Tungsten-tantalum composites have been envisaged for first-wall components of nuclear fusion reactors; however, changes in their microstructure are expected from severe irradiation with helium and hydrogenic plasma species. In this study, composites were produced from ball milled W powder mixed with 10 at.% Ta fibers through consolidation by pulse plasma compaction. Implantation was carried out at room temperature with He+ (30 keV) or D+ (15 keV) or sequentially with He+ and D+ using ion beams with fluences of 5 × 1021 at/m2. Microstructural changes and deuterium retention in the implanted composites were investigated by scanning electron microscopy, coupled with focused ion beam and energy dispersive X-ray spectroscopy, transmission electron microscopy, X-ray diffraction, Rutherford backscattering spectrometry and nuclear reaction analysis. The composite materials consisted of Ta fibers dispersed in a nanostructured W matrix, with Ta2O5 layers at the interfacial regions. The Ta and Ta2O5 surfaces exhibited blisters after He+ implantation and subsequent D+ implantation worsened the blistering behavior of Ta2O5. Swelling was also pronounced in Ta2O5 where large blisters exhibited an internal nanometer-sized fuzz structure. Transmission electron microscopy revealed an extensive presence of dislocations in the metallic phases after the sequential implantation, while a relatively low density of defects was detected in Ta2O5. This behavior may be partially justified by a shielding effect from the blisters and fuzz structure developed progressively during implantation. The tungsten peaks in the X-ray diffractograms were markedly shifted after He+ implantation, and even more so after the sequential implantation, which is in agreement with the increased D retention inferred from nuclear reaction analysis.
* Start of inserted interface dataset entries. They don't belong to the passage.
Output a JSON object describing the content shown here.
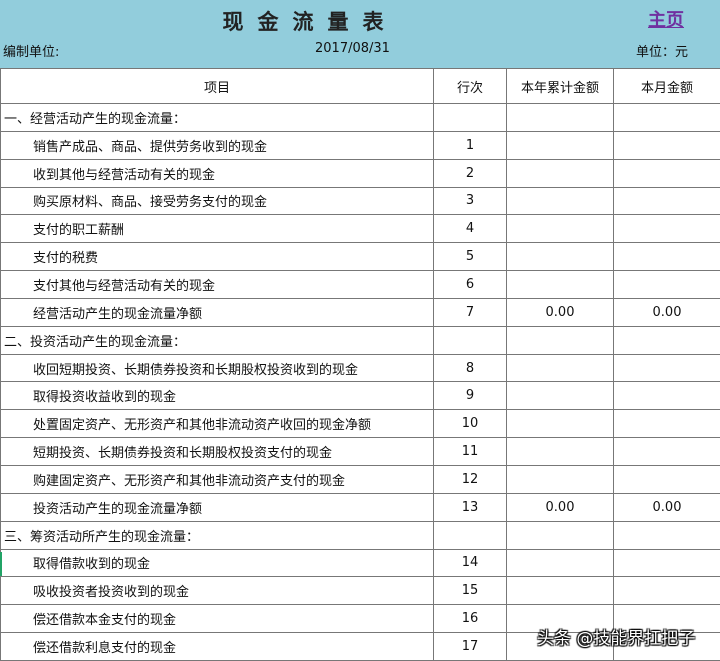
{
  "header": {
    "title": "现金流量表",
    "home_link": "主页",
    "org_label": "编制单位:",
    "date": "2017/08/31",
    "unit": "单位：元"
  },
  "columns": [
    "项目",
    "行次",
    "本年累计金额",
    "本月金额"
  ],
  "rows": [
    {
      "item": "一、经营活动产生的现金流量：",
      "section": true,
      "line": "",
      "ytd": "",
      "month": ""
    },
    {
      "item": "销售产成品、商品、提供劳务收到的现金",
      "line": "1",
      "ytd": "",
      "month": ""
    },
    {
      "item": "收到其他与经营活动有关的现金",
      "line": "2",
      "ytd": "",
      "month": ""
    },
    {
      "item": "购买原材料、商品、接受劳务支付的现金",
      "line": "3",
      "ytd": "",
      "month": ""
    },
    {
      "item": "支付的职工薪酬",
      "line": "4",
      "ytd": "",
      "month": ""
    },
    {
      "item": "支付的税费",
      "line": "5",
      "ytd": "",
      "month": ""
    },
    {
      "item": "支付其他与经营活动有关的现金",
      "line": "6",
      "ytd": "",
      "month": ""
    },
    {
      "item": "经营活动产生的现金流量净额",
      "line": "7",
      "ytd": "0.00",
      "month": "0.00"
    },
    {
      "item": "二、投资活动产生的现金流量：",
      "section": true,
      "line": "",
      "ytd": "",
      "month": ""
    },
    {
      "item": "收回短期投资、长期债券投资和长期股权投资收到的现金",
      "line": "8",
      "ytd": "",
      "month": ""
    },
    {
      "item": "取得投资收益收到的现金",
      "line": "9",
      "ytd": "",
      "month": ""
    },
    {
      "item": "处置固定资产、无形资产和其他非流动资产收回的现金净额",
      "line": "10",
      "ytd": "",
      "month": ""
    },
    {
      "item": "短期投资、长期债券投资和长期股权投资支付的现金",
      "line": "11",
      "ytd": "",
      "month": ""
    },
    {
      "item": "购建固定资产、无形资产和其他非流动资产支付的现金",
      "line": "12",
      "ytd": "",
      "month": ""
    },
    {
      "item": "投资活动产生的现金流量净额",
      "line": "13",
      "ytd": "0.00",
      "month": "0.00"
    },
    {
      "item": "三、筹资活动所产生的现金流量：",
      "section": true,
      "line": "",
      "ytd": "",
      "month": ""
    },
    {
      "item": "取得借款收到的现金",
      "line": "14",
      "ytd": "",
      "month": ""
    },
    {
      "item": "吸收投资者投资收到的现金",
      "line": "15",
      "ytd": "",
      "month": ""
    },
    {
      "item": "偿还借款本金支付的现金",
      "line": "16",
      "ytd": "",
      "month": ""
    },
    {
      "item": "偿还借款利息支付的现金",
      "line": "17",
      "ytd": "",
      "month": ""
    }
  ],
  "watermark": "头条 @技能界扛把子"
}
- Deuterium implantation
- Helium implantation
- Mechanical alloying
- Tungsten-tantalum fiber composites